> with this timid half-advance that can be interpreted as a short lunge.
And suppose that A is B's half sister whom A has not seen since they were
separated when they were three years old in Iceland. I'm sorry but I just
do not understand what you are saying in this example. How can one be
expected to analyze what is meant by something such as "follows through on
his walk-about with this timid half-advance that can be interpreted as a
short lunge."? The referee must translate into words what actions
fencers make. It matters not what it "can be interpreted as," it matters
what the referee says it is.
> According to the advance is not an attack interpretation, B should get
> the touch (assuming both hit valid). But you and I know that that's never
> called that way (and I agree). It's always called attack by A, counter-attack
> by B. (Of course, there's no hesitation by A during the advance to short lunge,
> just a smooth, consistent forward motion of body and blade).

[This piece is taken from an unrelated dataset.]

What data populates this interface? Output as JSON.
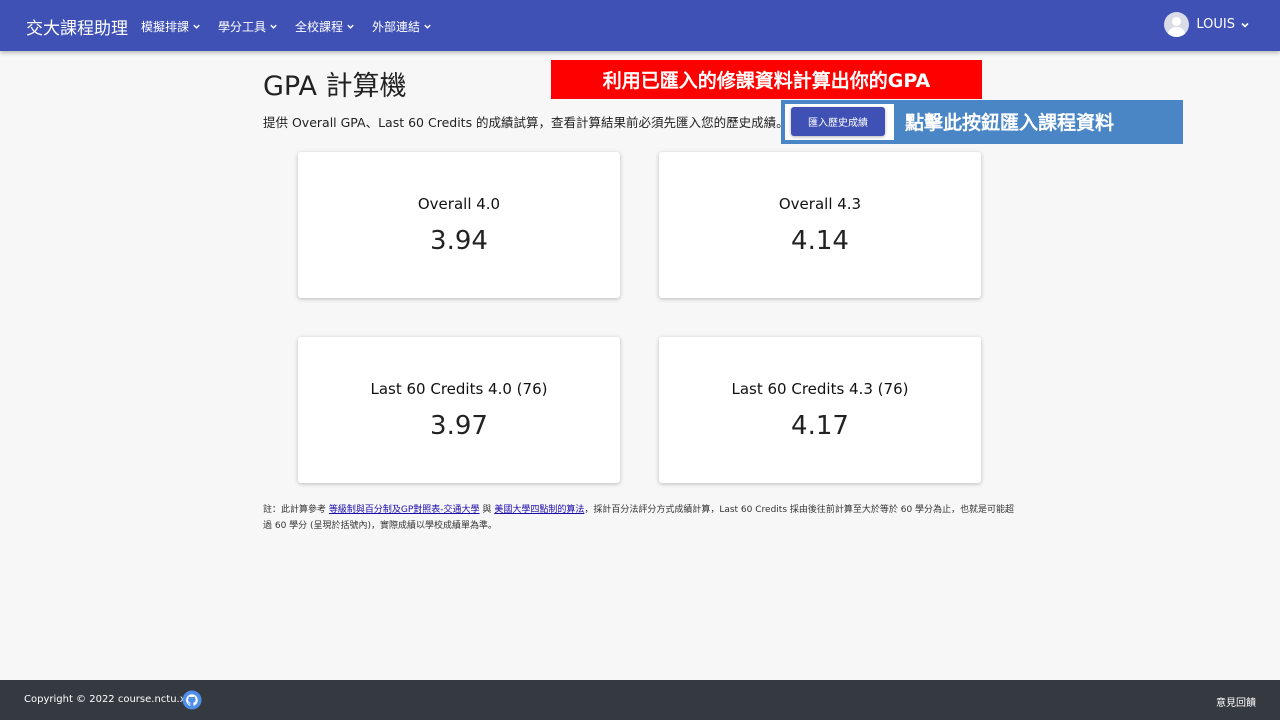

If a fencer is attacking before the line is established, the line is not
a line; it is a counter-attack.
> Oh, how about cross-advances? Aside from saber, I don't recall seeing
> a rule in the foil section stating that a cross-advance consitute an attack
> while a regular advance does not. If so, how are you going to distinguish
> between a cheesy fleche with the front foot recovering forward versus
> a cross-advance? (I mean, in the context of point in line).
Referees will make a judgement. I would caution fencers not to try to
"test" referees with such things. A cross over would very likely be
considered an attack in this situation.
> I personally liked the commentary posted here in r.s.f about six to
> eight months ago by some German guy who claims that a point in line is
> arm straight no wiggling of arm (or point unless to deceive an attempt to
> take the blade), and only retreating in allowed. So, NO ADVANCING allowed.
> That's the way I can see it work without having fencers put their point out
> at the first possible moment, and when the opponent gets close to advance
> lunge distance, make this pathetic long lunge-recover forward movement and
> get it called as a point in line (because he "only advanced").
A referee does not have the luxury of personally liking or disliking a
rule; a referee must simply enforce the rules. The "German guy" was
either misunderstood or he never attended a required FIE seminar for
international referees. Advancing is allowed with the line; attacking
is not allowed.
Chair, Fencing Officials Commission
United States Fencing Association